The proliferation of civilian drones converted into military equipment has increased the capabilities of the terrorist and insurgent arsenal. The weaponization of these drones is unsurprising because of their inexpensive price, ease of procurement, and versatility. Even in war torn regions, they are easily obtained and quickly transitioned to military use.

This remarkable drone footage shows the final impact of artillery rounds and their destructive power in an urban environment.

These drones increase capabilities such as real-time, High-Def intelligence on enemy locations. It also provides a command and control ability during combat operations. Increasingly, instances of civilian drones being modified to carry a weapons payload are surfacing and gaining popularity amongst Jihadist groups.

This drone observes the impacts and captures the ease in which this simple technology is adapted to its new role. The dramatic footage captures the last few hundred yards of a large artillery shell hurling towards its final target. The drone hovers and even remains in the final trajectory of the passing rounds. The drone’s viewpoint is nearly its demise as a round passes just a few meters from the small aircraft. This grants a truly unique perspective and frightening capability to a non-state actor.
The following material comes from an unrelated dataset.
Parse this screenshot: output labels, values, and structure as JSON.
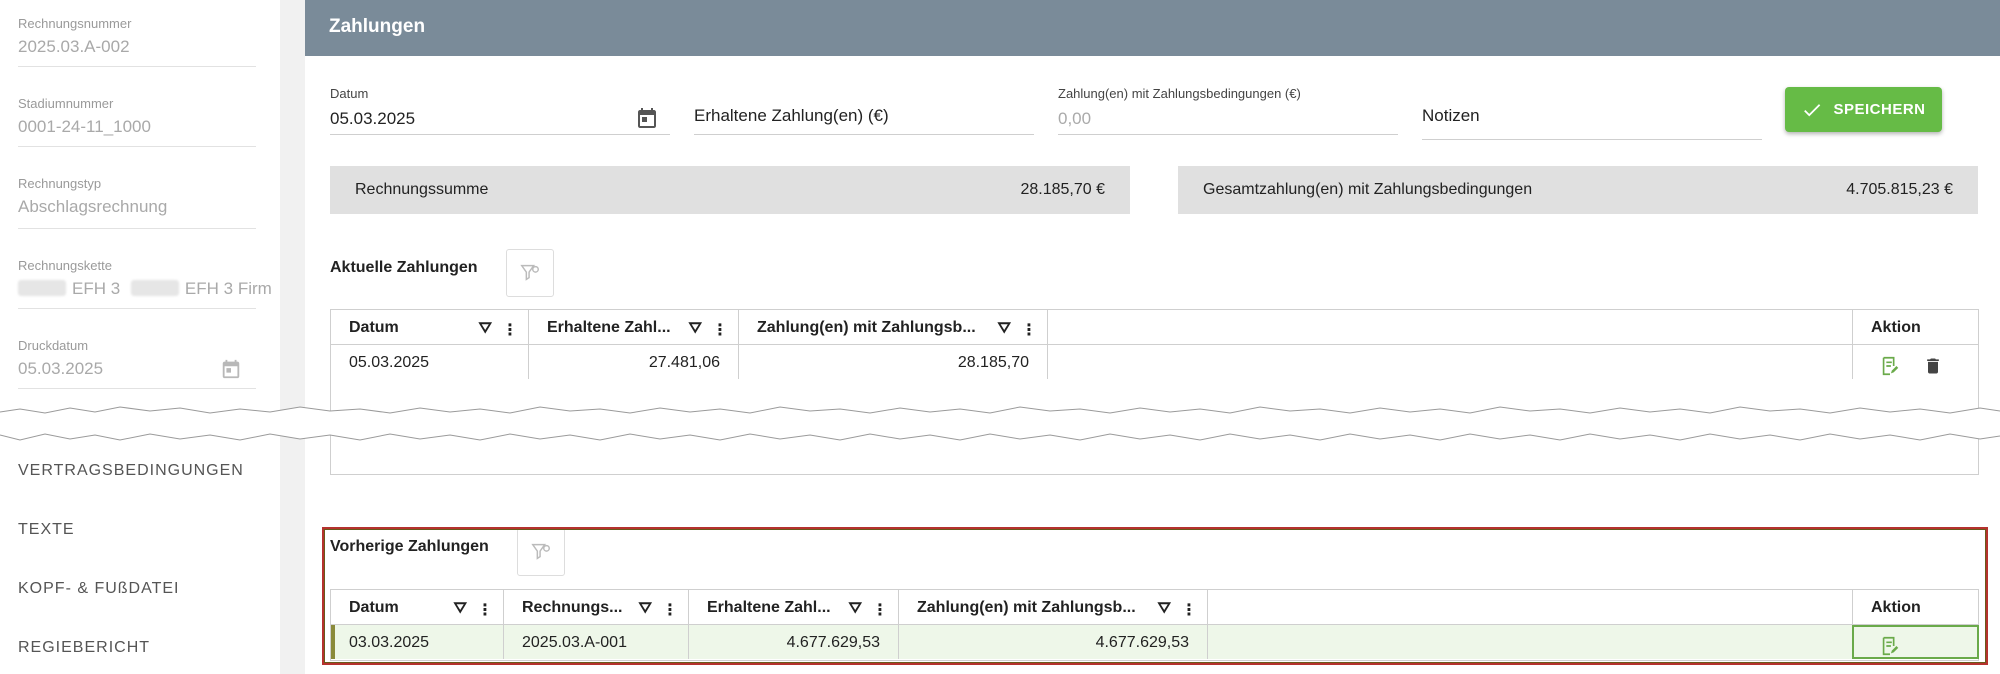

These inexpensive drones will never compete with first world military technology. However, advanced nations should eye this evolution cautiously. Militaries will need to develop, purchase, and maintain new equipment to counter this rising threat. With the numerous conflicts in the Middle East providing the perfect proving ground, these battlefield adaptations may be ushering in a new category of the terrorism arms race.

Civilian Companies to the Rescue?
Fortunately, some in the private sector have been quietly fighting back against the Jihadists. One of the largest and most popular civilian drone companies DJI, has been helping the US Government by establishing “No-Fly Zones” in regions controlled by terrorist organizations throughout Iraq and Syria. The technology had previously been used to keep drones out of restricted civilian areas such as airports. Reportedly expanded to areas such as Mosul, the company is able to deny the use of their products and aid friendly forces.

The ability of civilian companies to limit the use of their products may additionally be a critical advantage as more US troops are deployed to the region. Hopefully, this cooperation between civilian and military will create a precedent for future companies who inadvertently create easily weaponized products.